▶ MATERIALS PROVIDED:
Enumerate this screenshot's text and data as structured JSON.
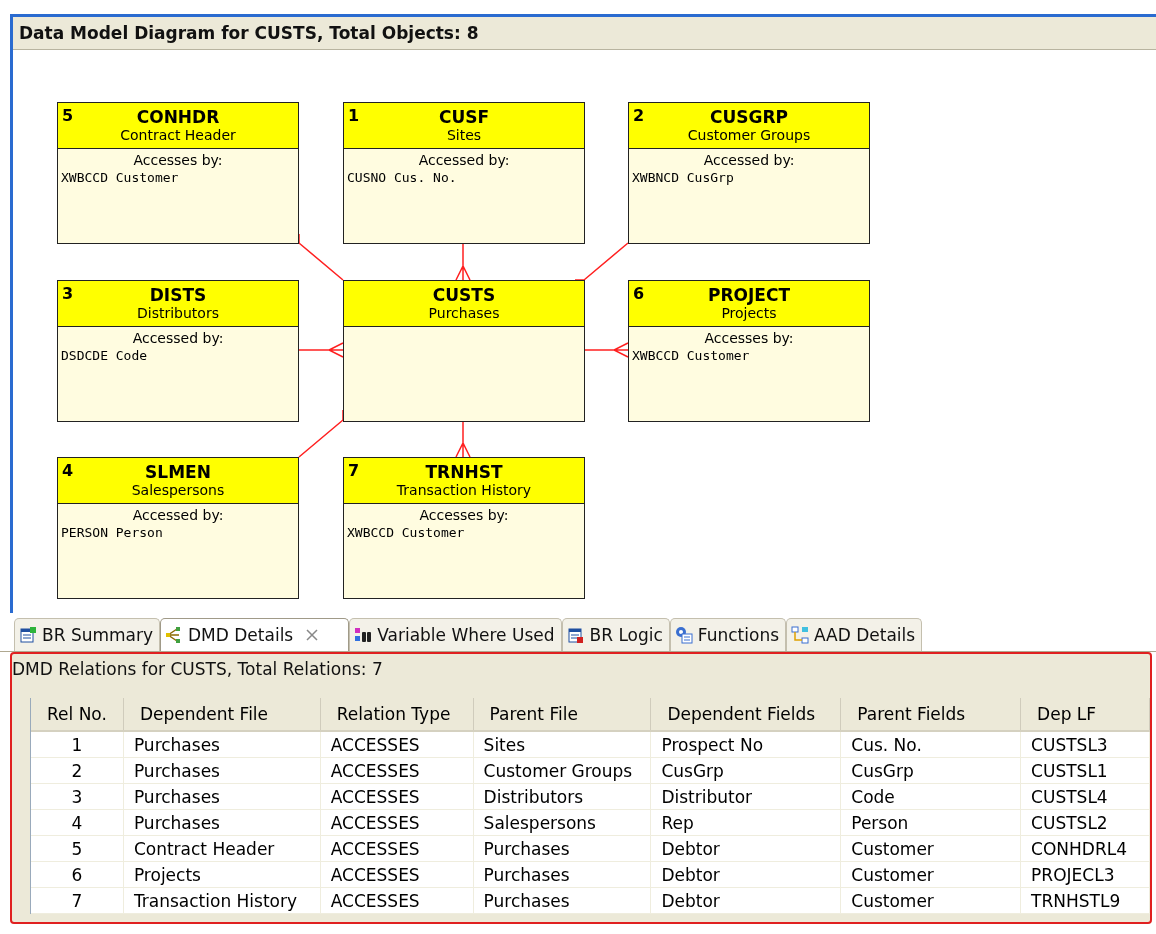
{
  "diagram": {
    "title": "Data Model Diagram for CUSTS, Total Objects: 8",
    "entities": [
      {
        "number": "5",
        "name": "CONHDR",
        "description": "Contract Header",
        "access_label": "Accesses by:",
        "access_key": "XWBCCD",
        "access_field": "Customer"
      },
      {
        "number": "1",
        "name": "CUSF",
        "description": "Sites",
        "access_label": "Accessed by:",
        "access_key": "CUSNO",
        "access_field": "Cus. No."
      },
      {
        "number": "2",
        "name": "CUSGRP",
        "description": "Customer Groups",
        "access_label": "Accessed by:",
        "access_key": "XWBNCD",
        "access_field": "CusGrp"
      },
      {
        "number": "3",
        "name": "DISTS",
        "description": "Distributors",
        "access_label": "Accessed by:",
        "access_key": "DSDCDE",
        "access_field": "Code"
      },
      {
        "name": "CUSTS",
        "description": "Purchases"
      },
      {
        "number": "6",
        "name": "PROJECT",
        "description": "Projects",
        "access_label": "Accesses by:",
        "access_key": "XWBCCD",
        "access_field": "Customer"
      },
      {
        "number": "4",
        "name": "SLMEN",
        "description": "Salespersons",
        "access_label": "Accessed by:",
        "access_key": "PERSON",
        "access_field": "Person"
      },
      {
        "number": "7",
        "name": "TRNHST",
        "description": "Transaction History",
        "access_label": "Accesses by:",
        "access_key": "XWBCCD",
        "access_field": "Customer"
      }
    ]
  },
  "tabs": [
    {
      "label": "BR Summary",
      "selected": false,
      "kind": "summary"
    },
    {
      "label": "DMD Details",
      "selected": true,
      "kind": "dmd"
    },
    {
      "label": "Variable Where Used",
      "selected": false,
      "kind": "search"
    },
    {
      "label": "BR Logic",
      "selected": false,
      "kind": "logic"
    },
    {
      "label": "Functions",
      "selected": false,
      "kind": "functions"
    },
    {
      "label": "AAD Details",
      "selected": false,
      "kind": "aad"
    }
  ],
  "relations": {
    "title": "DMD Relations for CUSTS, Total Relations: 7",
    "columns": [
      "Rel No.",
      "Dependent File",
      "Relation Type",
      "Parent File",
      "Dependent Fields",
      "Parent Fields",
      "Dep LF"
    ],
    "rows": [
      [
        "1",
        "Purchases",
        "ACCESSES",
        "Sites",
        "Prospect No",
        "Cus. No.",
        "CUSTSL3"
      ],
      [
        "2",
        "Purchases",
        "ACCESSES",
        "Customer Groups",
        "CusGrp",
        "CusGrp",
        "CUSTSL1"
      ],
      [
        "3",
        "Purchases",
        "ACCESSES",
        "Distributors",
        "Distributor",
        "Code",
        "CUSTSL4"
      ],
      [
        "4",
        "Purchases",
        "ACCESSES",
        "Salespersons",
        "Rep",
        "Person",
        "CUSTSL2"
      ],
      [
        "5",
        "Contract Header",
        "ACCESSES",
        "Purchases",
        "Debtor",
        "Customer",
        "CONHDRL4"
      ],
      [
        "6",
        "Projects",
        "ACCESSES",
        "Purchases",
        "Debtor",
        "Customer",
        "PROJECL3"
      ],
      [
        "7",
        "Transaction History",
        "ACCESSES",
        "Purchases",
        "Debtor",
        "Customer",
        "TRNHSTL9"
      ]
    ]
  }
}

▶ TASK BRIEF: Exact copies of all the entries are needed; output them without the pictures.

▶ ANSWER FOR THIS EXERCISE:
Enumerate this screenshot's text and data as structured JSON.
{
  "diagram": {
    "title": "Data Model Diagram for CUSTS, Total Objects: 8",
    "entities": [
      {
        "number": "5",
        "name": "CONHDR",
        "description": "Contract Header",
        "access_label": "Accesses by:",
        "access_key": "XWBCCD",
        "access_field": "Customer"
      },
      {
        "number": "1",
        "name": "CUSF",
        "description": "Sites",
        "access_label": "Accessed by:",
        "access_key": "CUSNO",
        "access_field": "Cus. No."
      },
      {
        "number": "2",
        "name": "CUSGRP",
        "description": "Customer Groups",
        "access_label": "Accessed by:",
        "access_key": "XWBNCD",
        "access_field": "CusGrp"
      },
      {
        "number": "3",
        "name": "DISTS",
        "description": "Distributors",
        "access_label": "Accessed by:",
        "access_key": "DSDCDE",
        "access_field": "Code"
      },
      {
        "name": "CUSTS",
        "description": "Purchases"
      },
      {
        "number": "6",
        "name": "PROJECT",
        "description": "Projects",
        "access_label": "Accesses by:",
        "access_key": "XWBCCD",
        "access_field": "Customer"
      },
      {
        "number": "4",
        "name": "SLMEN",
        "description": "Salespersons",
        "access_label": "Accessed by:",
        "access_key": "PERSON",
        "access_field": "Person"
      },
      {
        "number": "7",
        "name": "TRNHST",
        "description": "Transaction History",
        "access_label": "Accesses by:",
        "access_key": "XWBCCD",
        "access_field": "Customer"
      }
    ]
  },
  "tabs": [
    {
      "label": "BR Summary",
      "selected": false,
      "kind": "summary"
    },
    {
      "label": "DMD Details",
      "selected": true,
      "kind": "dmd"
    },
    {
      "label": "Variable Where Used",
      "selected": false,
      "kind": "search"
    },
    {
      "label": "BR Logic",
      "selected": false,
      "kind": "logic"
    },
    {
      "label": "Functions",
      "selected": false,
      "kind": "functions"
    },
    {
      "label": "AAD Details",
      "selected": false,
      "kind": "aad"
    }
  ],
  "relations": {
    "title": "DMD Relations for CUSTS, Total Relations: 7",
    "columns": [
      "Rel No.",
      "Dependent File",
      "Relation Type",
      "Parent File",
      "Dependent Fields",
      "Parent Fields",
      "Dep LF"
    ],
    "rows": [
      [
        "1",
        "Purchases",
        "ACCESSES",
        "Sites",
        "Prospect No",
        "Cus. No.",
        "CUSTSL3"
      ],
      [
        "2",
        "Purchases",
        "ACCESSES",
        "Customer Groups",
        "CusGrp",
        "CusGrp",
        "CUSTSL1"
      ],
      [
        "3",
        "Purchases",
        "ACCESSES",
        "Distributors",
        "Distributor",
        "Code",
        "CUSTSL4"
      ],
      [
        "4",
        "Purchases",
        "ACCESSES",
        "Salespersons",
        "Rep",
        "Person",
        "CUSTSL2"
      ],
      [
        "5",
        "Contract Header",
        "ACCESSES",
        "Purchases",
        "Debtor",
        "Customer",
        "CONHDRL4"
      ],
      [
        "6",
        "Projects",
        "ACCESSES",
        "Purchases",
        "Debtor",
        "Customer",
        "PROJECL3"
      ],
      [
        "7",
        "Transaction History",
        "ACCESSES",
        "Purchases",
        "Debtor",
        "Customer",
        "TRNHSTL9"
      ]
    ]
  }
}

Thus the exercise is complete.